+++ Data for this task
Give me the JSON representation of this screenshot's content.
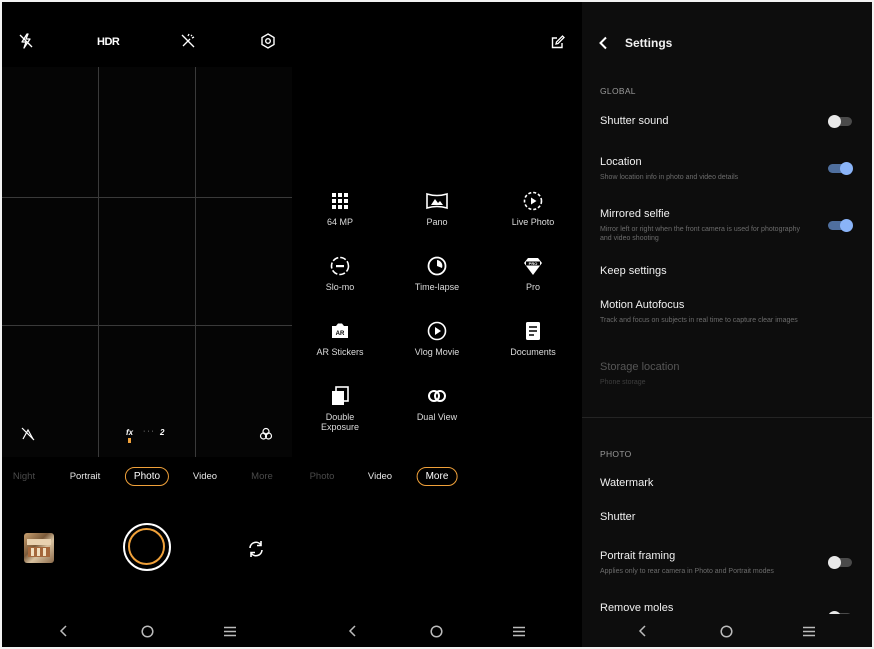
{
  "camera": {
    "top_bar": {
      "hdr_label": "HDR"
    },
    "filter_label": "fx",
    "zoom_label": "2",
    "zoom_dots": "· · ·",
    "modes": [
      {
        "label": "Night",
        "state": "dim"
      },
      {
        "label": "Portrait",
        "state": "normal"
      },
      {
        "label": "Photo",
        "state": "selected"
      },
      {
        "label": "Video",
        "state": "normal"
      },
      {
        "label": "More",
        "state": "dim"
      }
    ]
  },
  "more_menu": {
    "tiles": [
      {
        "label": "64 MP",
        "icon": "grid-64mp-icon"
      },
      {
        "label": "Pano",
        "icon": "panorama-icon"
      },
      {
        "label": "Live Photo",
        "icon": "live-photo-icon"
      },
      {
        "label": "Slo-mo",
        "icon": "slow-motion-icon"
      },
      {
        "label": "Time-lapse",
        "icon": "time-lapse-icon"
      },
      {
        "label": "Pro",
        "icon": "pro-diamond-icon"
      },
      {
        "label": "AR Stickers",
        "icon": "ar-stickers-icon"
      },
      {
        "label": "Vlog Movie",
        "icon": "vlog-play-icon"
      },
      {
        "label": "Documents",
        "icon": "document-icon"
      },
      {
        "label": "Double Exposure",
        "icon": "double-exposure-icon"
      },
      {
        "label": "Dual View",
        "icon": "dual-view-icon"
      }
    ],
    "modes": [
      {
        "label": "Photo",
        "state": "dim"
      },
      {
        "label": "Video",
        "state": "normal"
      },
      {
        "label": "More",
        "state": "selected"
      }
    ]
  },
  "settings": {
    "title": "Settings",
    "global_header": "GLOBAL",
    "photo_header": "PHOTO",
    "items": [
      {
        "title": "Shutter sound",
        "subtitle": "",
        "toggle": "off"
      },
      {
        "title": "Location",
        "subtitle": "Show location info in photo and video details",
        "toggle": "on"
      },
      {
        "title": "Mirrored selfie",
        "subtitle": "Mirror left or right when the front camera is used for photography and video shooting",
        "toggle": "on"
      },
      {
        "title": "Keep settings",
        "subtitle": "",
        "toggle": "none"
      },
      {
        "title": "Motion Autofocus",
        "subtitle": "Track and focus on subjects in real time to capture clear images",
        "toggle": "none"
      },
      {
        "title": "Storage location",
        "subtitle": "Phone storage",
        "toggle": "none",
        "disabled": true
      }
    ],
    "photo_items": [
      {
        "title": "Watermark",
        "subtitle": "",
        "toggle": "none"
      },
      {
        "title": "Shutter",
        "subtitle": "",
        "toggle": "none"
      },
      {
        "title": "Portrait framing",
        "subtitle": "Applies only to rear camera in Photo and Portrait modes",
        "toggle": "off"
      },
      {
        "title": "Remove moles",
        "subtitle": "",
        "toggle": "off"
      }
    ]
  },
  "colors": {
    "accent": "#f0a13a",
    "toggle_on": "#8ab4f8",
    "background": "#000000"
  }
}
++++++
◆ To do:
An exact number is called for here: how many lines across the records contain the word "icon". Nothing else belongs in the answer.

◆ Solution to the problem:
11